Saturday afternoon, the warm weak tea sunshine was strong enough for me to sit on the back deck in shirtsleeves and read. Sunday morning, I spent with the women of my circle. We have a lovely tradition of having brunch together once a month. No ritual, no magical workings, just sitting in a circle of women who love you and talking about your life and talking with them about their lives. Sunday night, a strong and terrible wind blew up, sweeping away all the warmth and leaving bitter February cold in its wake. And, this morning, as I waited, and waited, and waited for a cab, I couldn't help but remember Teilhard de Chardin's benediction:
Blessed be you, harsh matter, barren soil, stubborn rock: you who yield only to violence, you who force us to work if we would eat.
'Blessed be you, perilous matter, violent sea, untameable passion: you who unless we fetter you will devour us.
'Blessed be you, mighty matter, irresistible march of evolution, reality ever new-born: you who, by constantly shattering our mental categories, force us to go ever further and further in our pursuit of the truth.
'Blessed be you, universal matter, immeasurable time, boundless ether, triple abyss of stars and atoms and generations: you who by overflowing and dissolving our narrow standards or measurement reveal to us the dimensions of God.
'Blessed be you, impenetrable matter: you who, interposed between our minds and the world of essences, cause us to languish with the desire to pierce through the seamless veil of phenomena.

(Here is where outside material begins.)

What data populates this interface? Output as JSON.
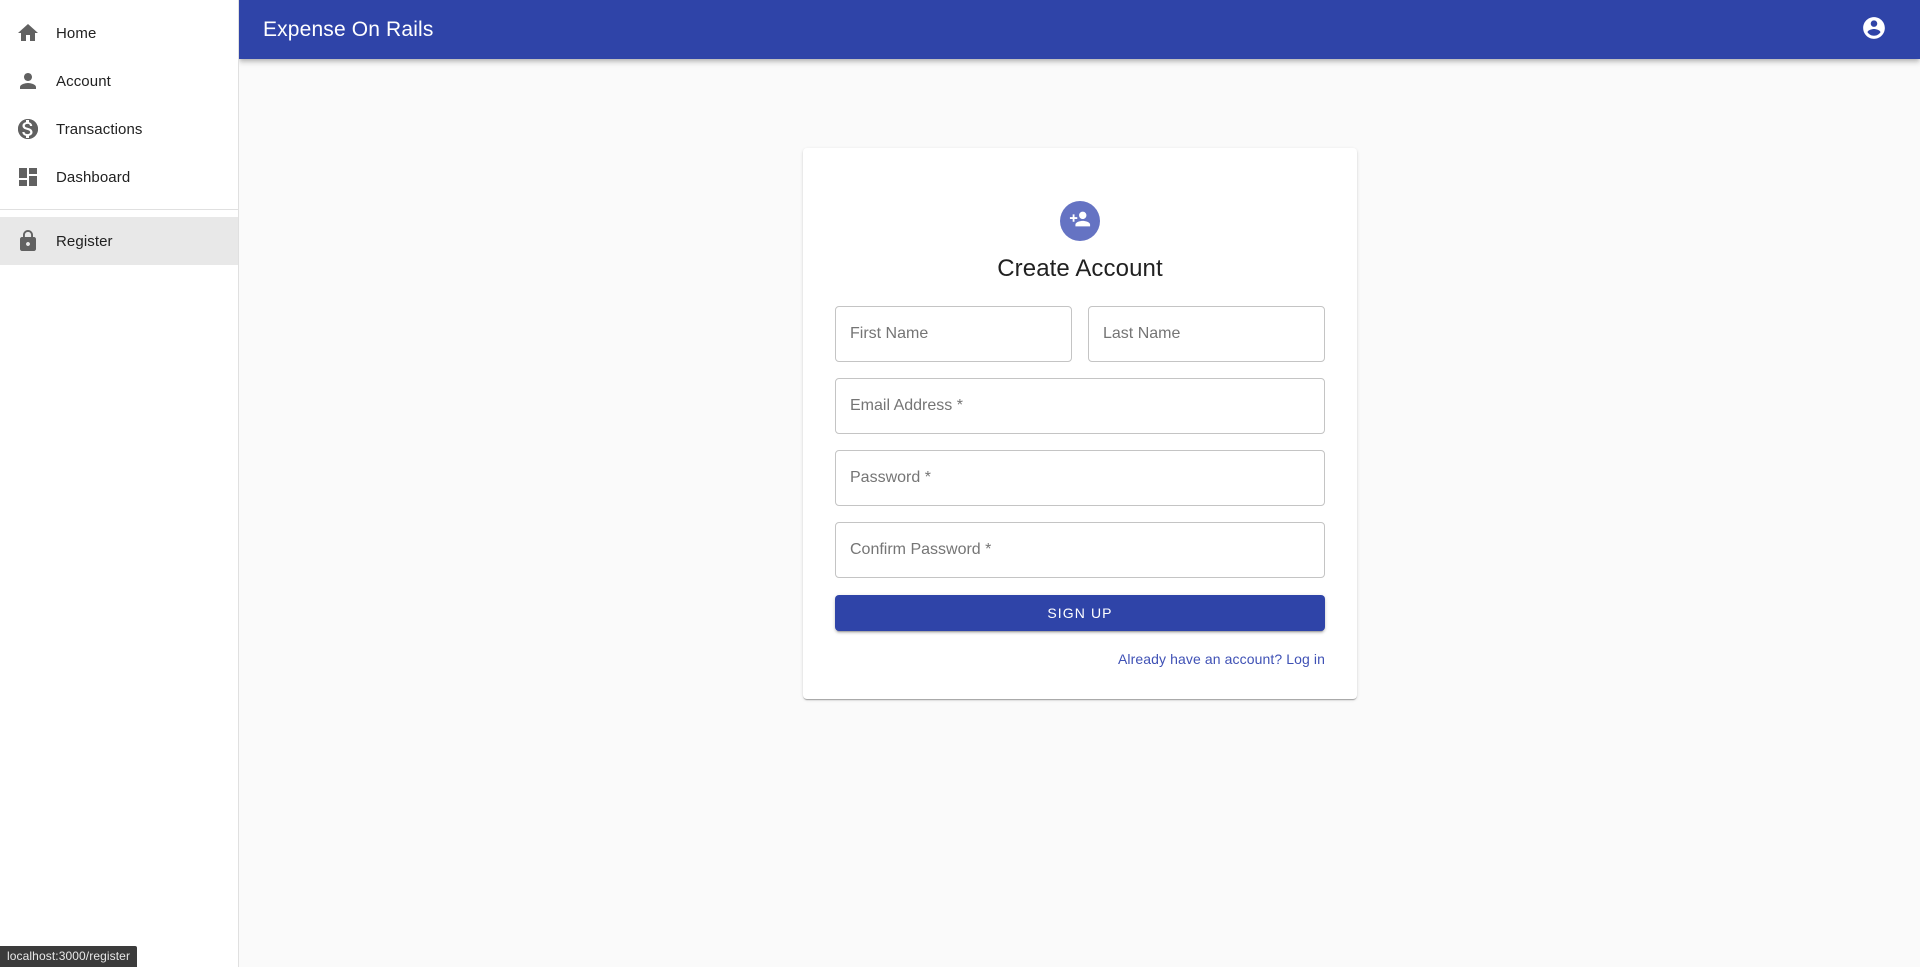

'Blessed be you, mortal matter: you who one day will undergo the process of dissolution within us and will thereby take us forcibly into the very heart of that which exists.

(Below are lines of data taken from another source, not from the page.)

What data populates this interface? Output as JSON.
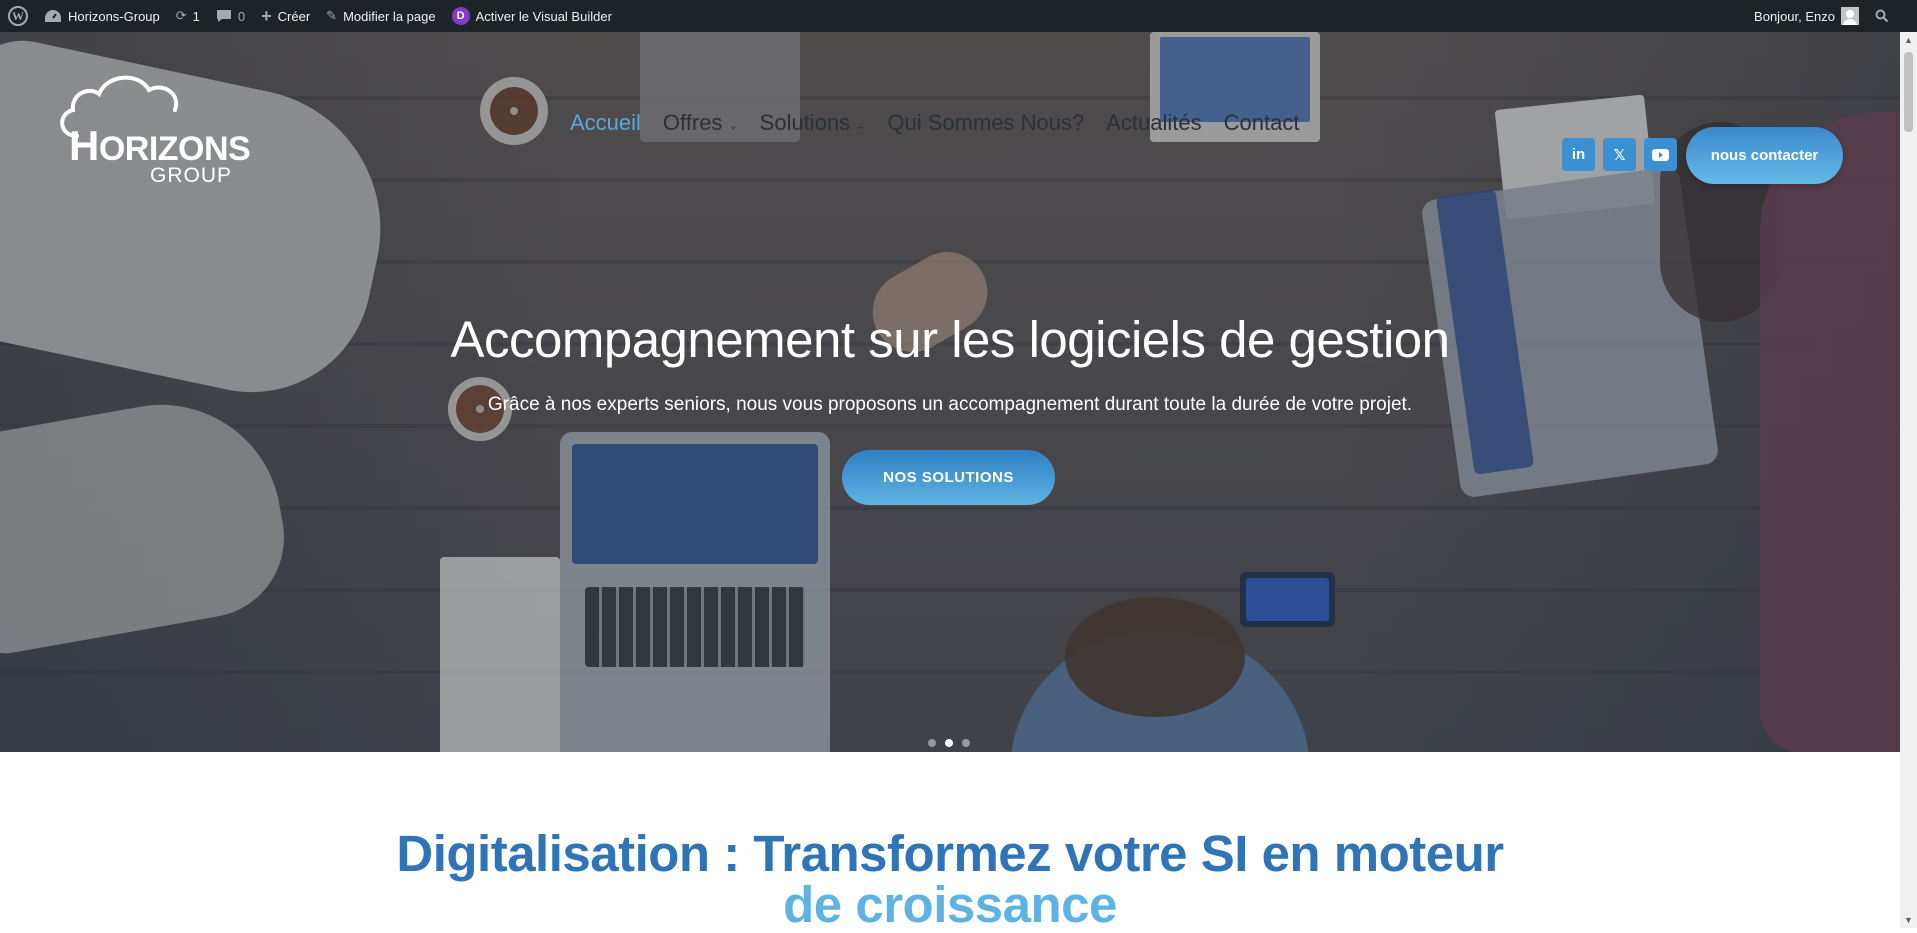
{
  "adminbar": {
    "site_name": "Horizons-Group",
    "updates_count": "1",
    "comments_count": "0",
    "create_label": "Créer",
    "edit_label": "Modifier la page",
    "visual_builder_label": "Activer le Visual Builder",
    "greeting": "Bonjour, Enzo",
    "divi_letter": "D"
  },
  "header": {
    "logo_title_initial": "H",
    "logo_title_rest": "ORIZONS",
    "logo_subtitle": "GROUP",
    "nav": [
      {
        "label": "Accueil",
        "active": true,
        "dropdown": false
      },
      {
        "label": "Offres",
        "active": false,
        "dropdown": true
      },
      {
        "label": "Solutions",
        "active": false,
        "dropdown": true
      },
      {
        "label": "Qui Sommes Nous?",
        "active": false,
        "dropdown": false
      },
      {
        "label": "Actualités",
        "active": false,
        "dropdown": false
      },
      {
        "label": "Contact",
        "active": false,
        "dropdown": false
      }
    ],
    "socials": [
      {
        "icon": "linkedin-icon",
        "glyph": "in"
      },
      {
        "icon": "x-twitter-icon",
        "glyph": "𝕏"
      },
      {
        "icon": "youtube-icon",
        "glyph": "▶"
      }
    ],
    "contact_button": "nous contacter"
  },
  "hero": {
    "title": "Accompagnement sur les logiciels de gestion",
    "subtitle": "Grâce à nos experts seniors, nous vous proposons un accompagnement durant toute la durée de votre projet.",
    "button": "NOS SOLUTIONS",
    "slides_total": 3,
    "active_slide": 2
  },
  "section": {
    "title_line1": "Digitalisation : Transformez votre SI en moteur",
    "title_line2": "de croissance"
  },
  "colors": {
    "admin_bg": "#1d2327",
    "accent_blue": "#2f74b7",
    "accent_light": "#5fb3e2",
    "nav_active": "#5aa9dd",
    "social_bg": "#3b8fd3"
  }
}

'Without you, without your onslaughts, without your uprootings of us, we should remain all our lives inert, stagnant, puerile, ignorant both of ourselves and of God. You who batter us and then dress our wounds, you who resist us and yield to us, you who wreck and build, you who shackle and liberate, the sap of our souls, the hand of God, the flesh of Christ: it is you, matter, that I bless.
'I bless you, matter, and you I acclaim: not as the pontiffs of science or the moralizing preachers depict you, debased, disfigured - a mass of brute forces and base appetites - but as you reveal yourself to me today, in your totality and your true nature.
'You I acclaim as the inexhaustible potentiality for existence and transformation wherein the predestined substance germinates and grows.
'I acclaim you as the universal power which brings together and unites, through which the multitudinous monads are bound together and in which they all converge on the Way of the Spirit.
'I acclaim you as the melodieus fountain of water whence spring the souls of men and as the limpid crystal whereof is fashioned the new Jerusalem.
'I acclaim you as the divine Milieu, charged with creative power, as the ocean stirred by the Spirit, as the clay moulded and infused with life by the incarnate Word.
The top few inches of the soil are frozen hard; it will hurt you if you fall on it. Winter is still here. When the wind was blowing, just as when it rains v. hard, I had to go to bed, pull up the covers and: listen. Just, listen. There's so much to hear.
I'm a woman, a Witch, a mother, a grandmother, an eco-feminist, a gardener, a reader, a writer, and a priestess of the Great Mother Earth. Hecate appears in the
Homeric Ode to Demeter, which tells of Hades who caught Persophone
"up reluctant on his golden car and bare her away lamenting. . . . But no one, either of the deathless gods or of mortal men, heard her voice, nor yet the olive-trees bearing rich fruit: only tenderhearted Hecate, bright-coiffed, the daughter of Persaeus, heard the girl from her cave . . . ."